Donald Trump's trans military ban is going beyond just affecting servicemembers where they work, it's disrupting their plans for higher education too.

Map Pesqueira is a trans student who is currently a freshman at the University of Texas in Austin (UT) and says he lost his scholarship when the ban went into effect last Friday. 

He was going to school using a three-year scholarship awarded to him by the Reserve Officers’ Training Corps. 

Since the ban the scholarship has been revoked by US Department of Defence so Pesqueira had to create a GoFundMe page in order to continue his pursuit of a degree in the entertainment arts.

The ban affected those who weren't able to be "grandfathered" in under the Obama non-discrimination policy. Matthew O’Neill, UT’s Army ROTC department chair and Pesqueira’s military science professor tried to get him exempt from the edict, but it was ineffective. 

“Since I’ve already had top surgery, hormone replacement therapy, gender marker and [a] name change, I can’t go in under this policy,” Pesqueira said. “I’d automatically be discriminated. I really do see [the policy] as a waste of resources, money, time and personnel. It’s made figuring out my future education so much harder.”

Pesqueira says he's always had big dreams to serve his country,

"While growing up in a military city," he says on his fundraising page, "my dad often took me to the Fort Sam Houston Army Base for public events and I was always captivated by the uniforms the servicepeople wore, knowing that they belonged to an elite team rooted in pride and unity that protects our country. That was my inspiration for wanting to be a part of the military; that it wasn't about the individual, it's about being involved in something incredibly larger than myself."

The GoFundMe has already accrued $845 of the $20,000 goal. That money will be spent to carry him through his sophomore year. 

“My life has definitely taken a negative turn because of this,” Pesqueira said. “I’m trying to put it back on a clear track, but that may or may not happen. As much as it is a headline, … almost every aspect of (people’s) lives can be affected by this (policy).”

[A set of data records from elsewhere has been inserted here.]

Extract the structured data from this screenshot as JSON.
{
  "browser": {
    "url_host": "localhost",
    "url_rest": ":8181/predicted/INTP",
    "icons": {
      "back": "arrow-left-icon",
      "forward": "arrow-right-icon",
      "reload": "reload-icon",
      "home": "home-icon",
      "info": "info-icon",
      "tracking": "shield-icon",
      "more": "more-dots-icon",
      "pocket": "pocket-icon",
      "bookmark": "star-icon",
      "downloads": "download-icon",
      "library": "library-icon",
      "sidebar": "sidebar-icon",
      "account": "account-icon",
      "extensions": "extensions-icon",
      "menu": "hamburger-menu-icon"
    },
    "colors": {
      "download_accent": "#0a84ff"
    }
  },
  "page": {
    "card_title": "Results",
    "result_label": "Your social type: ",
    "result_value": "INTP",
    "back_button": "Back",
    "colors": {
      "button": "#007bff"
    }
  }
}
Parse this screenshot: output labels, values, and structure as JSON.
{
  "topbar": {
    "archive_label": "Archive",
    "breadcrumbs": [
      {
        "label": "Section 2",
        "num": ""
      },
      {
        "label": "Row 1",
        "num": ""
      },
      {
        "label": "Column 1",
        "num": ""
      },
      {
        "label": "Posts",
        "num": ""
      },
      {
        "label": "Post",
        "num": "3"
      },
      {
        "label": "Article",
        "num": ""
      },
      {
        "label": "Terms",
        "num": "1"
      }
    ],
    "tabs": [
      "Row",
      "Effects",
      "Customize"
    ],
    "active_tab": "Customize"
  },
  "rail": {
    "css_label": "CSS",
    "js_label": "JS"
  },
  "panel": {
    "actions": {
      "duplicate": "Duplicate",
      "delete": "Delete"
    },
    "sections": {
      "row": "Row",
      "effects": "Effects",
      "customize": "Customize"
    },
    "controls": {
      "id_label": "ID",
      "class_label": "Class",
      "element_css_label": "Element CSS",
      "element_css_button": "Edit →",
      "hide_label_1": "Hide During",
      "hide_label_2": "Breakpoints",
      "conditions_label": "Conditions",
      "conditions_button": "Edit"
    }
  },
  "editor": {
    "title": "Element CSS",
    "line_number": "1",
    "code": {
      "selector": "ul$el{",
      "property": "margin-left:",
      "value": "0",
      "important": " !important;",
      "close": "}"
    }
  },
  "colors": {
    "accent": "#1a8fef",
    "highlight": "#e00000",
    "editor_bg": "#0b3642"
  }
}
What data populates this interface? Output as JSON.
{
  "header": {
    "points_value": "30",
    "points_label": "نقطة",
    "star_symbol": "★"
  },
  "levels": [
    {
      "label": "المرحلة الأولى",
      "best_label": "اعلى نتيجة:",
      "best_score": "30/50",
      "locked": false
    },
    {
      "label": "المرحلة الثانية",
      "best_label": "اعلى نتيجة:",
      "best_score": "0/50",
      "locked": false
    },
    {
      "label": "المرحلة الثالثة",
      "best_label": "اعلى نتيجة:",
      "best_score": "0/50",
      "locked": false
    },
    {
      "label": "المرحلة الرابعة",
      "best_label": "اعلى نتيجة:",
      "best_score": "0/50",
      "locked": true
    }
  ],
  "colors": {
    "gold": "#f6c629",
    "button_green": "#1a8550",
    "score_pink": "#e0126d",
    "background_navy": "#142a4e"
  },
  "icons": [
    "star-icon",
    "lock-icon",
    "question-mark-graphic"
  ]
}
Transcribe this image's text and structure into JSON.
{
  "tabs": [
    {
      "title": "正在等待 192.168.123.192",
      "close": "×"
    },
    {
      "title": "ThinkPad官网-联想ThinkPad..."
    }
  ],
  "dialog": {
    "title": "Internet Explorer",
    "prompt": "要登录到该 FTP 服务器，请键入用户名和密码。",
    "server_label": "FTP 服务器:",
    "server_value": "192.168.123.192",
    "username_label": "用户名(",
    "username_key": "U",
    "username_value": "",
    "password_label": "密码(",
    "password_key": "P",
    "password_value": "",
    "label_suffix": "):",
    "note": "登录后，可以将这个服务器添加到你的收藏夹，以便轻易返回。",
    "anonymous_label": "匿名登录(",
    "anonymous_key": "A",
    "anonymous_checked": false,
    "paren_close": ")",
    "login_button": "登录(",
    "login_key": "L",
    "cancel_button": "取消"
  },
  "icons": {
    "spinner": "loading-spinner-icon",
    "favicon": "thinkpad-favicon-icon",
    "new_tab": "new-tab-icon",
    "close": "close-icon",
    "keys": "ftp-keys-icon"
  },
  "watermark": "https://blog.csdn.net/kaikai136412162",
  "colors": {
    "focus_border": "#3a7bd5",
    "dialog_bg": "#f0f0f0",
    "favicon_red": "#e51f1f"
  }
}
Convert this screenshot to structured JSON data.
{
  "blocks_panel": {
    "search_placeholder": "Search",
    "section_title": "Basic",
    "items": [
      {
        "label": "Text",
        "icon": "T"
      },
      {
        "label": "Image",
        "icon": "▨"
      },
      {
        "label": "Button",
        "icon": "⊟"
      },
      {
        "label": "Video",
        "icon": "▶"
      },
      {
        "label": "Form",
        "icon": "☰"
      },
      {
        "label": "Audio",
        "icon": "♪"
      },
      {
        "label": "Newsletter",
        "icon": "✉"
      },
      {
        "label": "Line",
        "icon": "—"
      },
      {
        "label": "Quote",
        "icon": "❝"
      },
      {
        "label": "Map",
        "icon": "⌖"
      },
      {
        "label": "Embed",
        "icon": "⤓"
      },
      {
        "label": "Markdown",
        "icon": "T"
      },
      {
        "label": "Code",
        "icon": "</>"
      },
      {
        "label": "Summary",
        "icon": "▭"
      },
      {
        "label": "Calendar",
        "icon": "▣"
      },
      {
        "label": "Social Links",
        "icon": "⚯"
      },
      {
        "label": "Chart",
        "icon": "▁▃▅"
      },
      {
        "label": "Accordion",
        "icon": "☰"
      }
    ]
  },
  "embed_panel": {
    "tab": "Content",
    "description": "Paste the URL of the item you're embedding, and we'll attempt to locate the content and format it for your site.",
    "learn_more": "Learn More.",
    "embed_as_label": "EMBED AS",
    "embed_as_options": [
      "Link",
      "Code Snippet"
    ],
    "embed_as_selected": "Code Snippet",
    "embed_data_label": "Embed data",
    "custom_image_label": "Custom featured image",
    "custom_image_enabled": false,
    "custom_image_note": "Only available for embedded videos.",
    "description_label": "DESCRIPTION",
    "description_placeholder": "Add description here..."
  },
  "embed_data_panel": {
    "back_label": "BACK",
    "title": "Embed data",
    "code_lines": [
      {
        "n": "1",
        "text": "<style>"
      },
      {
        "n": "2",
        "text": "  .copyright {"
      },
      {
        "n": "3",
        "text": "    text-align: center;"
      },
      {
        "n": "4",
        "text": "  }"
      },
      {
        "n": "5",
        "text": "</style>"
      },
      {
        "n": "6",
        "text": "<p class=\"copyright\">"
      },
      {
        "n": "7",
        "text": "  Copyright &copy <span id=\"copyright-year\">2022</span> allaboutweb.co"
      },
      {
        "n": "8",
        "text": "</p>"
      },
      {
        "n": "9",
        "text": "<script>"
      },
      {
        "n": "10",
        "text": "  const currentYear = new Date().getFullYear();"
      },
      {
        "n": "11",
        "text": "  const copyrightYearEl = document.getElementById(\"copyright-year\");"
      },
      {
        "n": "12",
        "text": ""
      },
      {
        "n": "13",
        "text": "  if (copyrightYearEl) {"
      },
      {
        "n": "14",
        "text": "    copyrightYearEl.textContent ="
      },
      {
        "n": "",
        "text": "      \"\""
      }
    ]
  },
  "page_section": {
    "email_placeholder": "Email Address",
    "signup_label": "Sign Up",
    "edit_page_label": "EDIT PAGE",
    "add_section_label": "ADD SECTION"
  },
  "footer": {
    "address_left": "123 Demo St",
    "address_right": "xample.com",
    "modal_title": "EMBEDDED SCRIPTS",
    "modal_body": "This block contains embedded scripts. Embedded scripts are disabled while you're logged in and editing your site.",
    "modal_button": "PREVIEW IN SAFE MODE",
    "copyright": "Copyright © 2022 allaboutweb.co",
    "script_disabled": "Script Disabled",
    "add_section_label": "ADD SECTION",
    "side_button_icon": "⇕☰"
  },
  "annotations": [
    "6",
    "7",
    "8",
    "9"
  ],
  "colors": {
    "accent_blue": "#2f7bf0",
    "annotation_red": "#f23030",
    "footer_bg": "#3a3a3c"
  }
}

 He hopes that he can outlast the ban which is set to expire in 2020.